::: Data shown

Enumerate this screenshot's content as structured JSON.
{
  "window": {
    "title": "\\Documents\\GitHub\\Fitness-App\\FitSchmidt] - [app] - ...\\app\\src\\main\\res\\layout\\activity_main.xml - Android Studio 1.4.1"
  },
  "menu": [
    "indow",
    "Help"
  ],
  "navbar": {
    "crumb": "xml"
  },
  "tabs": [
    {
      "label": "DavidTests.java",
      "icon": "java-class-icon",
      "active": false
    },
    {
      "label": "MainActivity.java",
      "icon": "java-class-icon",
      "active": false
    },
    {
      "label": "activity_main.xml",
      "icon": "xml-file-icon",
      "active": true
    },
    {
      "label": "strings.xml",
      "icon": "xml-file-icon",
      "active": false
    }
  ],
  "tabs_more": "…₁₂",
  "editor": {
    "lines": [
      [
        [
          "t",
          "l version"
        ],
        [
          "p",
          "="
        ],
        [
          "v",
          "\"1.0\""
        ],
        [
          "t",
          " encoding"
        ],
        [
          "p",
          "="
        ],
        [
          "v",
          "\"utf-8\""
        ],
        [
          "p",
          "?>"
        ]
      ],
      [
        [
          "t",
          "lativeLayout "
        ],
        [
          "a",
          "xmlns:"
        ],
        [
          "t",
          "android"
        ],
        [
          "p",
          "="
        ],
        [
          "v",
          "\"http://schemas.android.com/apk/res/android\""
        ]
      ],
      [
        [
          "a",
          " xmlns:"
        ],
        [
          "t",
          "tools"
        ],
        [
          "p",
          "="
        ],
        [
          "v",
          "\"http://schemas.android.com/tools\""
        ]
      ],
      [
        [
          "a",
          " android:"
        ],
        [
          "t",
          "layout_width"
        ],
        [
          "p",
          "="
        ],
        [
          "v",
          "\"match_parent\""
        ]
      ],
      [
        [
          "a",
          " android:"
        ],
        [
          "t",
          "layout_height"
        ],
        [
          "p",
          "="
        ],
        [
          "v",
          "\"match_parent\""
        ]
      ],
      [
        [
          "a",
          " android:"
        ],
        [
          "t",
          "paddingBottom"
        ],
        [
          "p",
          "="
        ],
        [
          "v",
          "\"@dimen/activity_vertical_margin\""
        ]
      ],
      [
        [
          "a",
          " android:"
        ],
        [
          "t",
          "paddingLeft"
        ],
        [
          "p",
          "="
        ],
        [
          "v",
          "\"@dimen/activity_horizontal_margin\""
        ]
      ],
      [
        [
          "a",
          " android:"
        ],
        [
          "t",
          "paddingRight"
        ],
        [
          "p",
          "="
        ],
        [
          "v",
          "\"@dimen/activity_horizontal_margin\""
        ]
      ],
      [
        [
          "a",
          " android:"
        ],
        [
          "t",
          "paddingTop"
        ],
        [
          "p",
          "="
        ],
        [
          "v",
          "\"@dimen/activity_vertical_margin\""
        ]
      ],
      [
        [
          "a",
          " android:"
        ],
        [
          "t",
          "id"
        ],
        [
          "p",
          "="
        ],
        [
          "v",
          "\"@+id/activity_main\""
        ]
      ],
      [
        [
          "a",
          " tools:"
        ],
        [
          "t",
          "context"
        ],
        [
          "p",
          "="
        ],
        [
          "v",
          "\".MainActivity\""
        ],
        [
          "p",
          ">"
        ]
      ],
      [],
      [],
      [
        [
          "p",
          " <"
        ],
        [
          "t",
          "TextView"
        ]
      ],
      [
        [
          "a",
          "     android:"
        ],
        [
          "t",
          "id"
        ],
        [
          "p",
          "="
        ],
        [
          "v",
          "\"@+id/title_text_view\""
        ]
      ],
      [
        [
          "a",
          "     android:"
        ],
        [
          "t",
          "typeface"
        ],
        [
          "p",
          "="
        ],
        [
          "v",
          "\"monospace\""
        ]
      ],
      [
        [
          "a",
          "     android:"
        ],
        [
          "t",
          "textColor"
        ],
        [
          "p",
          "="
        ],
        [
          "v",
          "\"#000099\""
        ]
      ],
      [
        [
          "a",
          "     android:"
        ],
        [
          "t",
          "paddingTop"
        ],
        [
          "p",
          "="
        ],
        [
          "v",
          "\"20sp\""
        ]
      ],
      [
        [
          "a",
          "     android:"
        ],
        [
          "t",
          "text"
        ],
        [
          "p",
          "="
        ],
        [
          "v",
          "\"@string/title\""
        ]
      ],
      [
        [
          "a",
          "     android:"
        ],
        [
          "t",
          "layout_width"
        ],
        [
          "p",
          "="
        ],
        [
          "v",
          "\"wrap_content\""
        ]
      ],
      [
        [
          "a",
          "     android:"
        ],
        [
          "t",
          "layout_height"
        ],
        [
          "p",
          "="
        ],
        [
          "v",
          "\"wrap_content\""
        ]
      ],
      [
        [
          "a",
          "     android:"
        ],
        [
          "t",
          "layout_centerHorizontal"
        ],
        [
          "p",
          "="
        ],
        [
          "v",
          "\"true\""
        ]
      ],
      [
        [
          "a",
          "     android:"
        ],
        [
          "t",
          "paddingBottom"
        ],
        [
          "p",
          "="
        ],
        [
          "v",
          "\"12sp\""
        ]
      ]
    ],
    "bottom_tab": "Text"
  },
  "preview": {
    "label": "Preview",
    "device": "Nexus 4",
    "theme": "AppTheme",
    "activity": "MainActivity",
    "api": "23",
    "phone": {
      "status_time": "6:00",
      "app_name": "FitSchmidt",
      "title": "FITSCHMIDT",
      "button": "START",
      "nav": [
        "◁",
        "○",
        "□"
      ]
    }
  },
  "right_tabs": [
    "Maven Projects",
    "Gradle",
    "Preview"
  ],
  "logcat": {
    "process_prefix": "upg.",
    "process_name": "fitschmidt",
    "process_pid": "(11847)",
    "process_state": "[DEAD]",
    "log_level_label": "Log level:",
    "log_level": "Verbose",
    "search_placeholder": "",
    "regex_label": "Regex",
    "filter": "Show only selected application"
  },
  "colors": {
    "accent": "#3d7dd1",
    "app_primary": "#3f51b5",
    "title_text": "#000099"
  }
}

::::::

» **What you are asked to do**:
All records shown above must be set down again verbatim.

» **Output for this exercise**:
Enumerate this screenshot's content as structured JSON.
{
  "window": {
    "title": "\\Documents\\GitHub\\Fitness-App\\FitSchmidt] - [app] - ...\\app\\src\\main\\res\\layout\\activity_main.xml - Android Studio 1.4.1"
  },
  "menu": [
    "indow",
    "Help"
  ],
  "navbar": {
    "crumb": "xml"
  },
  "tabs": [
    {
      "label": "DavidTests.java",
      "icon": "java-class-icon",
      "active": false
    },
    {
      "label": "MainActivity.java",
      "icon": "java-class-icon",
      "active": false
    },
    {
      "label": "activity_main.xml",
      "icon": "xml-file-icon",
      "active": true
    },
    {
      "label": "strings.xml",
      "icon": "xml-file-icon",
      "active": false
    }
  ],
  "tabs_more": "…₁₂",
  "editor": {
    "lines": [
      [
        [
          "t",
          "l version"
        ],
        [
          "p",
          "="
        ],
        [
          "v",
          "\"1.0\""
        ],
        [
          "t",
          " encoding"
        ],
        [
          "p",
          "="
        ],
        [
          "v",
          "\"utf-8\""
        ],
        [
          "p",
          "?>"
        ]
      ],
      [
        [
          "t",
          "lativeLayout "
        ],
        [
          "a",
          "xmlns:"
        ],
        [
          "t",
          "android"
        ],
        [
          "p",
          "="
        ],
        [
          "v",
          "\"http://schemas.android.com/apk/res/android\""
        ]
      ],
      [
        [
          "a",
          " xmlns:"
        ],
        [
          "t",
          "tools"
        ],
        [
          "p",
          "="
        ],
        [
          "v",
          "\"http://schemas.android.com/tools\""
        ]
      ],
      [
        [
          "a",
          " android:"
        ],
        [
          "t",
          "layout_width"
        ],
        [
          "p",
          "="
        ],
        [
          "v",
          "\"match_parent\""
        ]
      ],
      [
        [
          "a",
          " android:"
        ],
        [
          "t",
          "layout_height"
        ],
        [
          "p",
          "="
        ],
        [
          "v",
          "\"match_parent\""
        ]
      ],
      [
        [
          "a",
          " android:"
        ],
        [
          "t",
          "paddingBottom"
        ],
        [
          "p",
          "="
        ],
        [
          "v",
          "\"@dimen/activity_vertical_margin\""
        ]
      ],
      [
        [
          "a",
          " android:"
        ],
        [
          "t",
          "paddingLeft"
        ],
        [
          "p",
          "="
        ],
        [
          "v",
          "\"@dimen/activity_horizontal_margin\""
        ]
      ],
      [
        [
          "a",
          " android:"
        ],
        [
          "t",
          "paddingRight"
        ],
        [
          "p",
          "="
        ],
        [
          "v",
          "\"@dimen/activity_horizontal_margin\""
        ]
      ],
      [
        [
          "a",
          " android:"
        ],
        [
          "t",
          "paddingTop"
        ],
        [
          "p",
          "="
        ],
        [
          "v",
          "\"@dimen/activity_vertical_margin\""
        ]
      ],
      [
        [
          "a",
          " android:"
        ],
        [
          "t",
          "id"
        ],
        [
          "p",
          "="
        ],
        [
          "v",
          "\"@+id/activity_main\""
        ]
      ],
      [
        [
          "a",
          " tools:"
        ],
        [
          "t",
          "context"
        ],
        [
          "p",
          "="
        ],
        [
          "v",
          "\".MainActivity\""
        ],
        [
          "p",
          ">"
        ]
      ],
      [],
      [],
      [
        [
          "p",
          " <"
        ],
        [
          "t",
          "TextView"
        ]
      ],
      [
        [
          "a",
          "     android:"
        ],
        [
          "t",
          "id"
        ],
        [
          "p",
          "="
        ],
        [
          "v",
          "\"@+id/title_text_view\""
        ]
      ],
      [
        [
          "a",
          "     android:"
        ],
        [
          "t",
          "typeface"
        ],
        [
          "p",
          "="
        ],
        [
          "v",
          "\"monospace\""
        ]
      ],
      [
        [
          "a",
          "     android:"
        ],
        [
          "t",
          "textColor"
        ],
        [
          "p",
          "="
        ],
        [
          "v",
          "\"#000099\""
        ]
      ],
      [
        [
          "a",
          "     android:"
        ],
        [
          "t",
          "paddingTop"
        ],
        [
          "p",
          "="
        ],
        [
          "v",
          "\"20sp\""
        ]
      ],
      [
        [
          "a",
          "     android:"
        ],
        [
          "t",
          "text"
        ],
        [
          "p",
          "="
        ],
        [
          "v",
          "\"@string/title\""
        ]
      ],
      [
        [
          "a",
          "     android:"
        ],
        [
          "t",
          "layout_width"
        ],
        [
          "p",
          "="
        ],
        [
          "v",
          "\"wrap_content\""
        ]
      ],
      [
        [
          "a",
          "     android:"
        ],
        [
          "t",
          "layout_height"
        ],
        [
          "p",
          "="
        ],
        [
          "v",
          "\"wrap_content\""
        ]
      ],
      [
        [
          "a",
          "     android:"
        ],
        [
          "t",
          "layout_centerHorizontal"
        ],
        [
          "p",
          "="
        ],
        [
          "v",
          "\"true\""
        ]
      ],
      [
        [
          "a",
          "     android:"
        ],
        [
          "t",
          "paddingBottom"
        ],
        [
          "p",
          "="
        ],
        [
          "v",
          "\"12sp\""
        ]
      ]
    ],
    "bottom_tab": "Text"
  },
  "preview": {
    "label": "Preview",
    "device": "Nexus 4",
    "theme": "AppTheme",
    "activity": "MainActivity",
    "api": "23",
    "phone": {
      "status_time": "6:00",
      "app_name": "FitSchmidt",
      "title": "FITSCHMIDT",
      "button": "START",
      "nav": [
        "◁",
        "○",
        "□"
      ]
    }
  },
  "right_tabs": [
    "Maven Projects",
    "Gradle",
    "Preview"
  ],
  "logcat": {
    "process_prefix": "upg.",
    "process_name": "fitschmidt",
    "process_pid": "(11847)",
    "process_state": "[DEAD]",
    "log_level_label": "Log level:",
    "log_level": "Verbose",
    "search_placeholder": "",
    "regex_label": "Regex",
    "filter": "Show only selected application"
  },
  "colors": {
    "accent": "#3d7dd1",
    "app_primary": "#3f51b5",
    "title_text": "#000099"
  }
}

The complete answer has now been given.